From the first entry to the last, repeat them all exactly.

Items from an interface collection
****

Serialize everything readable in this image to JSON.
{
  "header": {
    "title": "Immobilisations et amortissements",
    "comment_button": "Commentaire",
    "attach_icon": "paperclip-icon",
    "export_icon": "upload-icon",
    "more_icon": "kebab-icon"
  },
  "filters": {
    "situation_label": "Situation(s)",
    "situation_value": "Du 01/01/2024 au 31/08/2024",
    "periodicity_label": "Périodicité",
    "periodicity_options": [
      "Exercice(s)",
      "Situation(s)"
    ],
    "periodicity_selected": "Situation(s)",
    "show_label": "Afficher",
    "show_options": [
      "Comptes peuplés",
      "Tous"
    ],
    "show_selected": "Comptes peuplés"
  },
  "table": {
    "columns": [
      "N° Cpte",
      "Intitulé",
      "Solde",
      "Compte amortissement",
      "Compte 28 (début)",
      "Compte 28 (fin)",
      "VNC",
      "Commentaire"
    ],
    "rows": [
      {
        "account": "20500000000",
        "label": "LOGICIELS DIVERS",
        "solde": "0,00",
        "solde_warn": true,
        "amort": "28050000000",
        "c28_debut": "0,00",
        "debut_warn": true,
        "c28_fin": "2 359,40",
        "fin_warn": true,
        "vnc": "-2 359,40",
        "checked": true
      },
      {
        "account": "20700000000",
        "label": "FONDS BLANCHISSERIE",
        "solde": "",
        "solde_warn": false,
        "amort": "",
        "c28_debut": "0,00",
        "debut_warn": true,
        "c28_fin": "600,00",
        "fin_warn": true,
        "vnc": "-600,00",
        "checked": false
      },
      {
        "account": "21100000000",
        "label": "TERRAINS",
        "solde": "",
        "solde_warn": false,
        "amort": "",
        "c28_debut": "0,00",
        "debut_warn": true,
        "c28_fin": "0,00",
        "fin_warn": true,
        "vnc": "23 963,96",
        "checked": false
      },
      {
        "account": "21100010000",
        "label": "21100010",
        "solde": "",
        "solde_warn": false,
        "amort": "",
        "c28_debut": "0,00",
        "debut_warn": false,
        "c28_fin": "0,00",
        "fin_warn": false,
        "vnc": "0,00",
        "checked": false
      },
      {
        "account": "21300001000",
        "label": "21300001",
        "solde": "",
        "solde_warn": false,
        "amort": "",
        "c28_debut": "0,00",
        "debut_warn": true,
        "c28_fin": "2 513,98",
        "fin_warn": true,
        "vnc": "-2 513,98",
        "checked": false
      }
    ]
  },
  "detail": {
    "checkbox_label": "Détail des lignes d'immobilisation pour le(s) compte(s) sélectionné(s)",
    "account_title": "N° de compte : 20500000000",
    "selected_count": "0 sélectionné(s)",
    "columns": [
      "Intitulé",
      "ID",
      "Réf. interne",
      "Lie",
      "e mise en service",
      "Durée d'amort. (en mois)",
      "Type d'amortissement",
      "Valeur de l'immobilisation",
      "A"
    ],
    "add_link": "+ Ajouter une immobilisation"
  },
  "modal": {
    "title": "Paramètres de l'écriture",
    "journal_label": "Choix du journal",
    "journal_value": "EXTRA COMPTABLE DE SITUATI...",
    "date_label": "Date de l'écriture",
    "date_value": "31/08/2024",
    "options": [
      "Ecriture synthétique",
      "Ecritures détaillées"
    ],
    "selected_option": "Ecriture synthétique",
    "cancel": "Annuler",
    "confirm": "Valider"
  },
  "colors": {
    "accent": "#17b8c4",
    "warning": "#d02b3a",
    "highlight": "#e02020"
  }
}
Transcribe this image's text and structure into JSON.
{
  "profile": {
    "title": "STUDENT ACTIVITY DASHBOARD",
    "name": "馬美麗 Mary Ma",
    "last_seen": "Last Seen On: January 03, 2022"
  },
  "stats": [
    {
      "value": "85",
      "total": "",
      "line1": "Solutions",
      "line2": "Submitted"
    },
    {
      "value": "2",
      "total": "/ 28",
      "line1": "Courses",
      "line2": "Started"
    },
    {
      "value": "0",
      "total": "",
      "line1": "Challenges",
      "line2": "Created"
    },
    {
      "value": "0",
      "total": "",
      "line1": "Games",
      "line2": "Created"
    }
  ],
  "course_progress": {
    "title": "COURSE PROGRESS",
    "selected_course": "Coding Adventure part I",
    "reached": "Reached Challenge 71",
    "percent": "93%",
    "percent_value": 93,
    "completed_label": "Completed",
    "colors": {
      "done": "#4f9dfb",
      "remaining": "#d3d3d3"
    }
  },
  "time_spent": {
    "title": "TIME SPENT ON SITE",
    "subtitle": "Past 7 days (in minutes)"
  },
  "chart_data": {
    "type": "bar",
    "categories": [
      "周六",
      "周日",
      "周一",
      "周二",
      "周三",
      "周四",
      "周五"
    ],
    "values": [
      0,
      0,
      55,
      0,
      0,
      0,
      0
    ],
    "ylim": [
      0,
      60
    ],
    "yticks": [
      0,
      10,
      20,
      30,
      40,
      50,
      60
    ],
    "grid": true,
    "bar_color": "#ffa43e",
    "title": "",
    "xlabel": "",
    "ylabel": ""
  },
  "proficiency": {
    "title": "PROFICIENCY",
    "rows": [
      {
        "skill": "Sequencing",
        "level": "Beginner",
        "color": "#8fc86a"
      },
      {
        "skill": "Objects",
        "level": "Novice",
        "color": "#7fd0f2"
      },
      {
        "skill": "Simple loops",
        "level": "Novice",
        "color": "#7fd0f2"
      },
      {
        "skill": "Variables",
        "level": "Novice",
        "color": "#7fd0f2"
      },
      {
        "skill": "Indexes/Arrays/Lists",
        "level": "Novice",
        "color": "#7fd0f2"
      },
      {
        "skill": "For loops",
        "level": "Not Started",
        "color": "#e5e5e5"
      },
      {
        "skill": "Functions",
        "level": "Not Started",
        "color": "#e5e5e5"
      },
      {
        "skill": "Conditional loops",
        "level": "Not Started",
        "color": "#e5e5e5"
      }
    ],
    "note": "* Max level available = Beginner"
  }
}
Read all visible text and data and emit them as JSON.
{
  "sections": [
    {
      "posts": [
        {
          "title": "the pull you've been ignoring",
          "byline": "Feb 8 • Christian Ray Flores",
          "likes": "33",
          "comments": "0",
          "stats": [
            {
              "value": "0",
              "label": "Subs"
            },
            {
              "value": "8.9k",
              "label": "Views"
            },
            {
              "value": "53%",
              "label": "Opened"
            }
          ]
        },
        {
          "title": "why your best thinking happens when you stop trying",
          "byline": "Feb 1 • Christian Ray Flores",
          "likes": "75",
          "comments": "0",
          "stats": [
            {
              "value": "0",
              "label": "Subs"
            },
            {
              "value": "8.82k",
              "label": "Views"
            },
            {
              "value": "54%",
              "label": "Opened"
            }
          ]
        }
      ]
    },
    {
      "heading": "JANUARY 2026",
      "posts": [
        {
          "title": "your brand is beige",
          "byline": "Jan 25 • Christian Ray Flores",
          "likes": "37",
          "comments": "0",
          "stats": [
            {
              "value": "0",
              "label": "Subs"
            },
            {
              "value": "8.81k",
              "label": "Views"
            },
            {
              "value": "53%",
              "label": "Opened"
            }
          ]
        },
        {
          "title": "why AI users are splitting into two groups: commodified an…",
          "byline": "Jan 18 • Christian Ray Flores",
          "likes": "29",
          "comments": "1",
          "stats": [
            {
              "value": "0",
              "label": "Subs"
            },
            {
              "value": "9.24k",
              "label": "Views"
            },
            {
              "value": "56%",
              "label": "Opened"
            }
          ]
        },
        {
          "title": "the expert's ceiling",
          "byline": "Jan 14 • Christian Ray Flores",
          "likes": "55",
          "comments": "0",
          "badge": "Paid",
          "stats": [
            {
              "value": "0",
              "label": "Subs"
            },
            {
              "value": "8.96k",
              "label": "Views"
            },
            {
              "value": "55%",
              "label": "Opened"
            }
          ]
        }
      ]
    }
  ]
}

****

Result below
Serialize everything readable in this image to JSON.
{
  "header": {
    "title": "Immobilisations et amortissements",
    "comment_button": "Commentaire",
    "attach_icon": "paperclip-icon",
    "export_icon": "upload-icon",
    "more_icon": "kebab-icon"
  },
  "filters": {
    "situation_label": "Situation(s)",
    "situation_value": "Du 01/01/2024 au 31/08/2024",
    "periodicity_label": "Périodicité",
    "periodicity_options": [
      "Exercice(s)",
      "Situation(s)"
    ],
    "periodicity_selected": "Situation(s)",
    "show_label": "Afficher",
    "show_options": [
      "Comptes peuplés",
      "Tous"
    ],
    "show_selected": "Comptes peuplés"
  },
  "table": {
    "columns": [
      "N° Cpte",
      "Intitulé",
      "Solde",
      "Compte amortissement",
      "Compte 28 (début)",
      "Compte 28 (fin)",
      "VNC",
      "Commentaire"
    ],
    "rows": [
      {
        "account": "20500000000",
        "label": "LOGICIELS DIVERS",
        "solde": "0,00",
        "solde_warn": true,
        "amort": "28050000000",
        "c28_debut": "0,00",
        "debut_warn": true,
        "c28_fin": "2 359,40",
        "fin_warn": true,
        "vnc": "-2 359,40",
        "checked": true
      },
      {
        "account": "20700000000",
        "label": "FONDS BLANCHISSERIE",
        "solde": "",
        "solde_warn": false,
        "amort": "",
        "c28_debut": "0,00",
        "debut_warn": true,
        "c28_fin": "600,00",
        "fin_warn": true,
        "vnc": "-600,00",
        "checked": false
      },
      {
        "account": "21100000000",
        "label": "TERRAINS",
        "solde": "",
        "solde_warn": false,
        "amort": "",
        "c28_debut": "0,00",
        "debut_warn": true,
        "c28_fin": "0,00",
        "fin_warn": true,
        "vnc": "23 963,96",
        "checked": false
      },
      {
        "account": "21100010000",
        "label": "21100010",
        "solde": "",
        "solde_warn": false,
        "amort": "",
        "c28_debut": "0,00",
        "debut_warn": false,
        "c28_fin": "0,00",
        "fin_warn": false,
        "vnc": "0,00",
        "checked": false
      },
      {
        "account": "21300001000",
        "label": "21300001",
        "solde": "",
        "solde_warn": false,
        "amort": "",
        "c28_debut": "0,00",
        "debut_warn": true,
        "c28_fin": "2 513,98",
        "fin_warn": true,
        "vnc": "-2 513,98",
        "checked": false
      }
    ]
  },
  "detail": {
    "checkbox_label": "Détail des lignes d'immobilisation pour le(s) compte(s) sélectionné(s)",
    "account_title": "N° de compte : 20500000000",
    "selected_count": "0 sélectionné(s)",
    "columns": [
      "Intitulé",
      "ID",
      "Réf. interne",
      "Lie",
      "e mise en service",
      "Durée d'amort. (en mois)",
      "Type d'amortissement",
      "Valeur de l'immobilisation",
      "A"
    ],
    "add_link": "+ Ajouter une immobilisation"
  },
  "modal": {
    "title": "Paramètres de l'écriture",
    "journal_label": "Choix du journal",
    "journal_value": "EXTRA COMPTABLE DE SITUATI...",
    "date_label": "Date de l'écriture",
    "date_value": "31/08/2024",
    "options": [
      "Ecriture synthétique",
      "Ecritures détaillées"
    ],
    "selected_option": "Ecriture synthétique",
    "cancel": "Annuler",
    "confirm": "Valider"
  },
  "colors": {
    "accent": "#17b8c4",
    "warning": "#d02b3a",
    "highlight": "#e02020"
  }
}
Transcribe this image's text and structure into JSON.
{
  "profile": {
    "title": "STUDENT ACTIVITY DASHBOARD",
    "name": "馬美麗 Mary Ma",
    "last_seen": "Last Seen On: January 03, 2022"
  },
  "stats": [
    {
      "value": "85",
      "total": "",
      "line1": "Solutions",
      "line2": "Submitted"
    },
    {
      "value": "2",
      "total": "/ 28",
      "line1": "Courses",
      "line2": "Started"
    },
    {
      "value": "0",
      "total": "",
      "line1": "Challenges",
      "line2": "Created"
    },
    {
      "value": "0",
      "total": "",
      "line1": "Games",
      "line2": "Created"
    }
  ],
  "course_progress": {
    "title": "COURSE PROGRESS",
    "selected_course": "Coding Adventure part I",
    "reached": "Reached Challenge 71",
    "percent": "93%",
    "percent_value": 93,
    "completed_label": "Completed",
    "colors": {
      "done": "#4f9dfb",
      "remaining": "#d3d3d3"
    }
  },
  "time_spent": {
    "title": "TIME SPENT ON SITE",
    "subtitle": "Past 7 days (in minutes)"
  },
  "chart_data": {
    "type": "bar",
    "categories": [
      "周六",
      "周日",
      "周一",
      "周二",
      "周三",
      "周四",
      "周五"
    ],
    "values": [
      0,
      0,
      55,
      0,
      0,
      0,
      0
    ],
    "ylim": [
      0,
      60
    ],
    "yticks": [
      0,
      10,
      20,
      30,
      40,
      50,
      60
    ],
    "grid": true,
    "bar_color": "#ffa43e",
    "title": "",
    "xlabel": "",
    "ylabel": ""
  },
  "proficiency": {
    "title": "PROFICIENCY",
    "rows": [
      {
        "skill": "Sequencing",
        "level": "Beginner",
        "color": "#8fc86a"
      },
      {
        "skill": "Objects",
        "level": "Novice",
        "color": "#7fd0f2"
      },
      {
        "skill": "Simple loops",
        "level": "Novice",
        "color": "#7fd0f2"
      },
      {
        "skill": "Variables",
        "level": "Novice",
        "color": "#7fd0f2"
      },
      {
        "skill": "Indexes/Arrays/Lists",
        "level": "Novice",
        "color": "#7fd0f2"
      },
      {
        "skill": "For loops",
        "level": "Not Started",
        "color": "#e5e5e5"
      },
      {
        "skill": "Functions",
        "level": "Not Started",
        "color": "#e5e5e5"
      },
      {
        "skill": "Conditional loops",
        "level": "Not Started",
        "color": "#e5e5e5"
      }
    ],
    "note": "* Max level available = Beginner"
  }
}
Read all visible text and data and emit them as JSON.
{
  "sections": [
    {
      "posts": [
        {
          "title": "the pull you've been ignoring",
          "byline": "Feb 8 • Christian Ray Flores",
          "likes": "33",
          "comments": "0",
          "stats": [
            {
              "value": "0",
              "label": "Subs"
            },
            {
              "value": "8.9k",
              "label": "Views"
            },
            {
              "value": "53%",
              "label": "Opened"
            }
          ]
        },
        {
          "title": "why your best thinking happens when you stop trying",
          "byline": "Feb 1 • Christian Ray Flores",
          "likes": "75",
          "comments": "0",
          "stats": [
            {
              "value": "0",
              "label": "Subs"
            },
            {
              "value": "8.82k",
              "label": "Views"
            },
            {
              "value": "54%",
              "label": "Opened"
            }
          ]
        }
      ]
    },
    {
      "heading": "JANUARY 2026",
      "posts": [
        {
          "title": "your brand is beige",
          "byline": "Jan 25 • Christian Ray Flores",
          "likes": "37",
          "comments": "0",
          "stats": [
            {
              "value": "0",
              "label": "Subs"
            },
            {
              "value": "8.81k",
              "label": "Views"
            },
            {
              "value": "53%",
              "label": "Opened"
            }
          ]
        },
        {
          "title": "why AI users are splitting into two groups: commodified an…",
          "byline": "Jan 18 • Christian Ray Flores",
          "likes": "29",
          "comments": "1",
          "stats": [
            {
              "value": "0",
              "label": "Subs"
            },
            {
              "value": "9.24k",
              "label": "Views"
            },
            {
              "value": "56%",
              "label": "Opened"
            }
          ]
        },
        {
          "title": "the expert's ceiling",
          "byline": "Jan 14 • Christian Ray Flores",
          "likes": "55",
          "comments": "0",
          "badge": "Paid",
          "stats": [
            {
              "value": "0",
              "label": "Subs"
            },
            {
              "value": "8.96k",
              "label": "Views"
            },
            {
              "value": "55%",
              "label": "Opened"
            }
          ]
        }
      ]
    }
  ]
}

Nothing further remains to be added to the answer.